When we go to the doctor for an annual check up, most of us are hoping to hear that we have a clean bill of health. In terms of investments, it makes sense that we have that same desire for the companies that we entrust with our money. For our scan today, we focused on large cap tech stocks that are both profitable and have a high level of liquidity. These traits work together to point to well established companies that value fiscal prudence and oversight. Use the data and summaries below to begin your own assessment of these large cap tech stocks.
The Operating Profit Margin is a profitability ratio that measures the effectiveness of the company's operating efficiency. This metric allows investors to see how much profit is left after all variable costs are covered. If the company's margin is increasing over time this means that it's earning more per dollar of sales. Finding trends in the Operating Profit Margin helps investors identify companies that are improving profitability over time and managing the economic landscape better than competitors.
EPS growth (earnings per share growth) illustrates the growth of earnings per share over time. EPS growth rates help investors identify stocks that are increasing or decreasing in profitability. This profitability metric is generally a key driver in the price of the stock as it directly correlates to the profitability of the company as a whole.
The Current ratio is a liquidity ratio used to determine a company's financial health. The metric illustrates how easily a firm can pay back its short obligations all at once through current assets. A company that has a current ratio of one or less is generally a liquidity red flag. Now this doesn't mean the company will go bankrupt tomorrow, but it also doesn't bode well for the company, and may indicate that it could have an issue paying back upcoming obligations.
The Quick ratio measures a company's ability to use its cash or assets to extinguish its current liabilities immediately. Quick assets include assets that presumably can be converted to cash at close to their book values. A company with a Quick Ratio of less than 1 cannot currently pay back its current liabilities. The quick ratio is more conservative than the Current Ratio because it excludes inventory from current assets, since some companies have difficulty turning their inventory into cash. If short-term obligations need to be paid off immediately, sometimes the current ratio would overestimate a company's short-term financial strength. In general, the higher the ratio, the greater the company's liquidity (i.e., the better able to meet current obligations using liquid assets).

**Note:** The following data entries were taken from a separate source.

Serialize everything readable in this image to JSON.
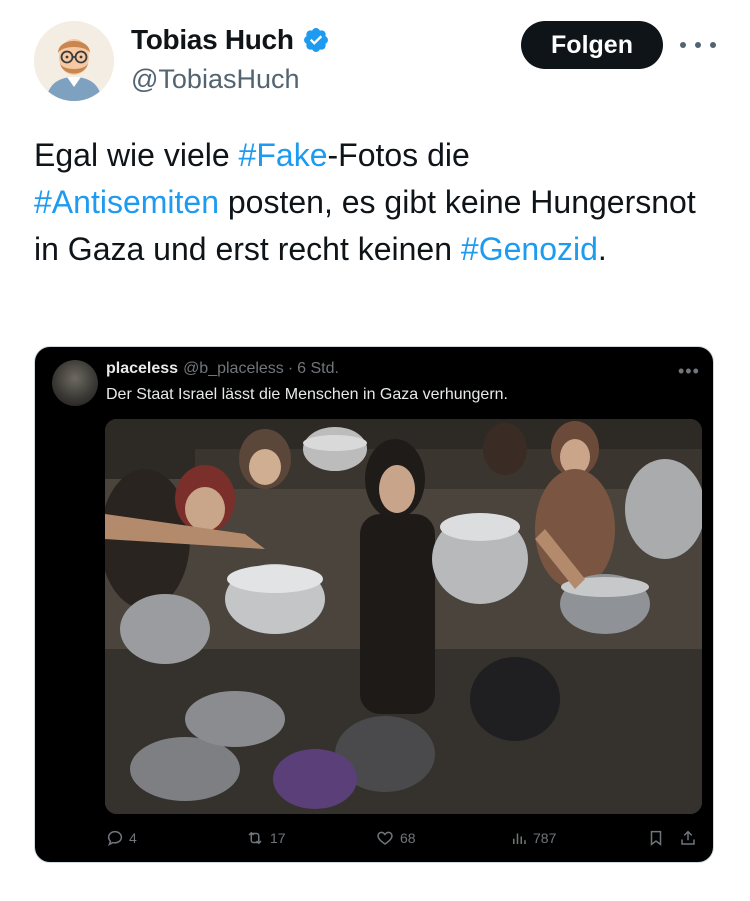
{
  "author": {
    "display_name": "Tobias Huch",
    "handle": "@TobiasHuch",
    "verified": true,
    "follow_label": "Folgen"
  },
  "tweet": {
    "parts": [
      {
        "text": "Egal wie viele ",
        "hashtag": false
      },
      {
        "text": "#Fake",
        "hashtag": true
      },
      {
        "text": "-Fotos die",
        "hashtag": false
      },
      {
        "text": "#Antisemiten",
        "hashtag": true
      },
      {
        "text": " posten, es gibt keine Hungersnot in Gaza und erst recht keinen ",
        "hashtag": false
      },
      {
        "text": "#Genozid",
        "hashtag": true
      },
      {
        "text": ".",
        "hashtag": false
      }
    ]
  },
  "quoted": {
    "name": "placeless",
    "handle": "@b_placeless",
    "separator": "·",
    "time": "6 Std.",
    "text": "Der Staat Israel lässt die Menschen in Gaza verhungern.",
    "stats": {
      "replies": "4",
      "reposts": "17",
      "likes": "68",
      "views": "787"
    }
  },
  "colors": {
    "link": "#1d9bf0",
    "verified": "#1d9bf0",
    "button_bg": "#0f1419",
    "embed_bg": "#000000"
  },
  "icons": [
    "verified-badge-icon",
    "more-icon",
    "reply-icon",
    "repost-icon",
    "like-icon",
    "views-icon",
    "bookmark-icon",
    "share-icon"
  ]
}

We first looked for large cap technology stocks. We next screened for businesses with strong profit margins (1-year operating margin>15%)(1-year fiscal EPS growth rate>10%). We then screened for businesses that have strong liquidity (Current Ratio>2)(Quick Ratio>2).
Do you think these large-cap stocks deserve to grow higher? Use our list along with your own analysis.
1) Roper Industries Inc. (NYSE:ROP)
|Industry||Scientific & Technical Instruments|
|Operating Profit Margin||24.37%|
|Earnings Per Share Growth Rate||30.11%|
Roper Industries, Inc. designs, manufactures, and distributes radio frequency products and services, industrial technology products, energy systems and controls, and medical and scientific imaging products and software. It principally operates in the United States, Canada, Asia, Europe, the Middle East, and South America. Roper Industries, Inc. was founded in 1981 and is based in Sarasota, Florida.
2) Analog Devices Inc. (NYSE:ADI)
|Industry||Semiconductor - Integrated Circuits|
|Operating Profit Margin||31.01%|
|Earnings Per Share Growth Rate||20.11%|
Analog Devices, Inc. engages in the design, manufacture, and marketing of analog, mixed-signal, and digital signal processing integrated circuits used in industrial, automotive, consumer, and communication applications. The company's signal processing products involve in converting, conditioning, and processing real-world phenomena, such as temperature, pressure, sound, light, speed, and motion into electrical signals. The company was founded in 1965 and is headquartered in Norwood, Massachusetts.
3) ARM Holdings plc (NASDAQ:ARMH)
|Industry||Semiconductor - Specialized|
|Operating Profit Margin||35.68%|
|Earnings Per Share Growth Rate||28.75%|
ARM Holdings plc designs reduced instruction set computing microprocessors, physical intellectual property, and related technology and software. Its products and services include 16/32-bit RISC microprocessors cores, data engines, graphics intellectual property, and on-chip fabric intellectual property; embedded software; physical intellectual property; development tools; and consulting, support, and maintenance services. The company was founded in 1990 as Advanced RISC Machines Holdings Limited and changed its name to ARM Holdings plc in 1998. ARM Holdings is based in Cambridge, the United Kingdom.
*Company profiles were sourced from Google Finance and Yahoo Finance. Financial data was sourced from Finviz on 10/22/2012.
Disclosure: I have no positions in any stocks mentioned, and no plans to initiate any positions within the next 72 hours.
Business relationship disclosure: This article was prepared for ZetaKap Media by one of our full-time analysts. We did not receive compensation for this article (other than from Seeking Alpha), and we have no business relationship with any company whose stock is mentioned in this article.